The report had an easy time finding traction among critics of the war, who say it indicates an Afghan mission on the brink of failure at a time of mounting anxiety among many Afghans.
With the 2014 deadline looming and the insurgency still far from defeated, many Afghans worry that it’s only a matter of time before instability even worse than the current situation grips the nation.
There have been a number of recent negative indicators. After years of a property boom in Kabul, real estate prices have been in decline since President Obama announced the start of the drawdown in June. Last year, the United Nations charted a record number of Afghan asylum seekers, and a number of investors have expressed concerns about putting their money into local projects until the future is clear.
Abdul Ghani, a poultry farmer in Kabul, says business has slowed in recent months. This summer, he stopped midway through building a new chicken coop because he didn’t want to have too much of money tied down in investments here in case the situation deteriorates.
“I don’t want to invest more money into this project because no one knows what will happen tomorrow,” he says. “Across Afghanistan, business is decreasing, so I don’t want to put all my money into the poultry farm. In the event I need cash, I can use this money to survive.”
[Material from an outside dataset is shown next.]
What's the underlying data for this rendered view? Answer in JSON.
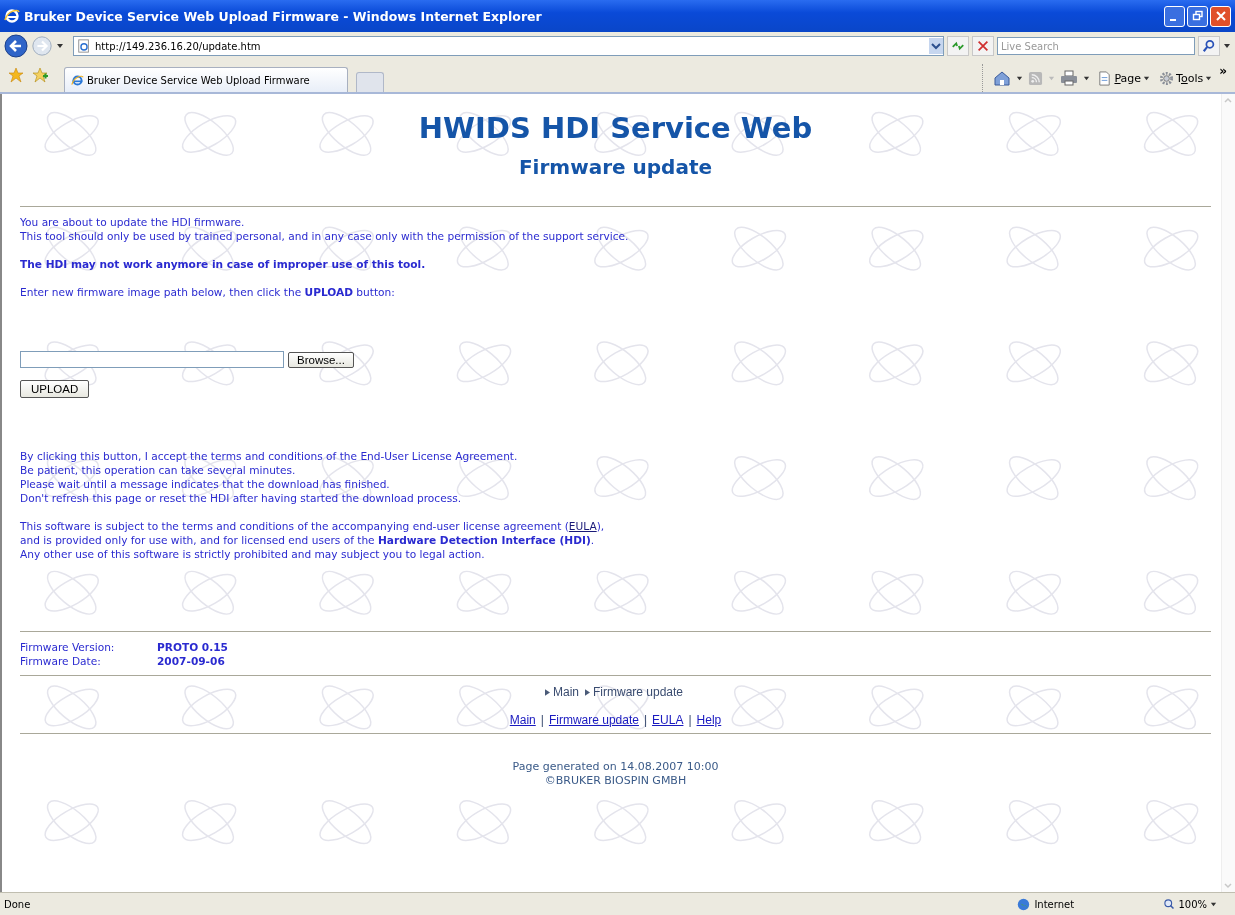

Still, a number of Afghans say that while the future remains largely unsettled, there is no need for grave concern. In the decade since the Taliban ruled Afghanistan, the country has grown and evolved in ways that will likely make it difficult for a group like the Taliban to regain control.
“Maybe people are a little bit concerned about their future and they’re careful about their investments, but it doesn’t mean that after the withdrawal of the foreign forces [life] will fall apart in Afghanistan and the Taliban will take over,” says Abdul Majid Wardak, a member of parliament from Wardak Province. “There has been a lot of work and we have our parliament and Constitution … and no one will want to lose these achievements overnight.”